## About this task:
Return the material unaltered, line by line.

## Supplied data:
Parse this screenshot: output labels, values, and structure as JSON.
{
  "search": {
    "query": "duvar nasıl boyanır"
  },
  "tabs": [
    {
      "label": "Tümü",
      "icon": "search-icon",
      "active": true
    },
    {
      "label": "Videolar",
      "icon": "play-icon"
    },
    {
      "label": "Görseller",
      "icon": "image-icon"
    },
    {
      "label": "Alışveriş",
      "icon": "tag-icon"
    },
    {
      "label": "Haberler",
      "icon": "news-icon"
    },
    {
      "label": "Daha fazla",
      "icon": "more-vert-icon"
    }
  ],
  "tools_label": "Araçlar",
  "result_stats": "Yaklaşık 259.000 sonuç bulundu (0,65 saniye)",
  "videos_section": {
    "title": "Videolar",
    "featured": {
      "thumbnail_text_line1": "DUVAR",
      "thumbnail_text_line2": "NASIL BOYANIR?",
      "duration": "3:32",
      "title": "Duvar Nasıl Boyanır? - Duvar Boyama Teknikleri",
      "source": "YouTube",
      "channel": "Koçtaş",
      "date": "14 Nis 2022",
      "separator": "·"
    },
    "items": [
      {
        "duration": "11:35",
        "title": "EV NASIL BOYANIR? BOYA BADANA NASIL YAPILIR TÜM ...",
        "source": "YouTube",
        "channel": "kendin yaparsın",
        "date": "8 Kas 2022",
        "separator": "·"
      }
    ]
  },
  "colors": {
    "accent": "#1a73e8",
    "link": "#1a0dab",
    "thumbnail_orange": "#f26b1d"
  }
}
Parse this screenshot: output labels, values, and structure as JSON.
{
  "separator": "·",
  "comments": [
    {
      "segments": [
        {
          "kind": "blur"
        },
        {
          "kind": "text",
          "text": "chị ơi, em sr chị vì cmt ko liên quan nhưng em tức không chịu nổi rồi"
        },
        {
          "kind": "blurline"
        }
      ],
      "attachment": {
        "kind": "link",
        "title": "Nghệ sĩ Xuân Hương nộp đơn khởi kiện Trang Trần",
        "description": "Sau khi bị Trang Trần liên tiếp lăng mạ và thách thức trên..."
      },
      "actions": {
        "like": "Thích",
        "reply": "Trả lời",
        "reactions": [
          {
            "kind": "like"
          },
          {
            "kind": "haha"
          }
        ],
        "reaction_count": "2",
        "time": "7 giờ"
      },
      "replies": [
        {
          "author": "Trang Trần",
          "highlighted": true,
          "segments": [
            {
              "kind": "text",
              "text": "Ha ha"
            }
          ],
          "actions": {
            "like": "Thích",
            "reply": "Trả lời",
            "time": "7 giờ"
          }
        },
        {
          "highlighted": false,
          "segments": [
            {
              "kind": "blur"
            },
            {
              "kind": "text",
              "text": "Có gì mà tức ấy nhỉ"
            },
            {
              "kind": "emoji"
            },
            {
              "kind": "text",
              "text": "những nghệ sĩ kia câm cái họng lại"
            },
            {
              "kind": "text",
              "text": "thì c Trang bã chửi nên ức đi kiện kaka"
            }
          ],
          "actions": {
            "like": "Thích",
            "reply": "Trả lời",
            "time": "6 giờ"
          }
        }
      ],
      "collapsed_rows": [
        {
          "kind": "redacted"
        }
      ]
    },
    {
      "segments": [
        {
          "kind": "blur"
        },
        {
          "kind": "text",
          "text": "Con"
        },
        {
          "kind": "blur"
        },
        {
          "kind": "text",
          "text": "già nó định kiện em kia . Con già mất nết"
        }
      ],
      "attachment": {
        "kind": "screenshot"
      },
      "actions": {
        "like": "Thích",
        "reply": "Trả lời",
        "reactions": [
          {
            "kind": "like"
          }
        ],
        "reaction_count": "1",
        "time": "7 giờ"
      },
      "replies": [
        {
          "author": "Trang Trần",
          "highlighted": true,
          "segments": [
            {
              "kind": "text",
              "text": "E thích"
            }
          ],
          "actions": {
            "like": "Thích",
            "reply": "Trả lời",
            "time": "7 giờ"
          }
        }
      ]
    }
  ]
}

## Task output:
Parse this screenshot: output labels, values, and structure as JSON.
{
  "search": {
    "query": "duvar nasıl boyanır"
  },
  "tabs": [
    {
      "label": "Tümü",
      "icon": "search-icon",
      "active": true
    },
    {
      "label": "Videolar",
      "icon": "play-icon"
    },
    {
      "label": "Görseller",
      "icon": "image-icon"
    },
    {
      "label": "Alışveriş",
      "icon": "tag-icon"
    },
    {
      "label": "Haberler",
      "icon": "news-icon"
    },
    {
      "label": "Daha fazla",
      "icon": "more-vert-icon"
    }
  ],
  "tools_label": "Araçlar",
  "result_stats": "Yaklaşık 259.000 sonuç bulundu (0,65 saniye)",
  "videos_section": {
    "title": "Videolar",
    "featured": {
      "thumbnail_text_line1": "DUVAR",
      "thumbnail_text_line2": "NASIL BOYANIR?",
      "duration": "3:32",
      "title": "Duvar Nasıl Boyanır? - Duvar Boyama Teknikleri",
      "source": "YouTube",
      "channel": "Koçtaş",
      "date": "14 Nis 2022",
      "separator": "·"
    },
    "items": [
      {
        "duration": "11:35",
        "title": "EV NASIL BOYANIR? BOYA BADANA NASIL YAPILIR TÜM ...",
        "source": "YouTube",
        "channel": "kendin yaparsın",
        "date": "8 Kas 2022",
        "separator": "·"
      }
    ]
  },
  "colors": {
    "accent": "#1a73e8",
    "link": "#1a0dab",
    "thumbnail_orange": "#f26b1d"
  }
}
Parse this screenshot: output labels, values, and structure as JSON.
{
  "separator": "·",
  "comments": [
    {
      "segments": [
        {
          "kind": "blur"
        },
        {
          "kind": "text",
          "text": "chị ơi, em sr chị vì cmt ko liên quan nhưng em tức không chịu nổi rồi"
        },
        {
          "kind": "blurline"
        }
      ],
      "attachment": {
        "kind": "link",
        "title": "Nghệ sĩ Xuân Hương nộp đơn khởi kiện Trang Trần",
        "description": "Sau khi bị Trang Trần liên tiếp lăng mạ và thách thức trên..."
      },
      "actions": {
        "like": "Thích",
        "reply": "Trả lời",
        "reactions": [
          {
            "kind": "like"
          },
          {
            "kind": "haha"
          }
        ],
        "reaction_count": "2",
        "time": "7 giờ"
      },
      "replies": [
        {
          "author": "Trang Trần",
          "highlighted": true,
          "segments": [
            {
              "kind": "text",
              "text": "Ha ha"
            }
          ],
          "actions": {
            "like": "Thích",
            "reply": "Trả lời",
            "time": "7 giờ"
          }
        },
        {
          "highlighted": false,
          "segments": [
            {
              "kind": "blur"
            },
            {
              "kind": "text",
              "text": "Có gì mà tức ấy nhỉ"
            },
            {
              "kind": "emoji"
            },
            {
              "kind": "text",
              "text": "những nghệ sĩ kia câm cái họng lại"
            },
            {
              "kind": "text",
              "text": "thì c Trang bã chửi nên ức đi kiện kaka"
            }
          ],
          "actions": {
            "like": "Thích",
            "reply": "Trả lời",
            "time": "6 giờ"
          }
        }
      ],
      "collapsed_rows": [
        {
          "kind": "redacted"
        }
      ]
    },
    {
      "segments": [
        {
          "kind": "blur"
        },
        {
          "kind": "text",
          "text": "Con"
        },
        {
          "kind": "blur"
        },
        {
          "kind": "text",
          "text": "già nó định kiện em kia . Con già mất nết"
        }
      ],
      "attachment": {
        "kind": "screenshot"
      },
      "actions": {
        "like": "Thích",
        "reply": "Trả lời",
        "reactions": [
          {
            "kind": "like"
          }
        ],
        "reaction_count": "1",
        "time": "7 giờ"
      },
      "replies": [
        {
          "author": "Trang Trần",
          "highlighted": true,
          "segments": [
            {
              "kind": "text",
              "text": "E thích"
            }
          ],
          "actions": {
            "like": "Thích",
            "reply": "Trả lời",
            "time": "7 giờ"
          }
        }
      ]
    }
  ]
}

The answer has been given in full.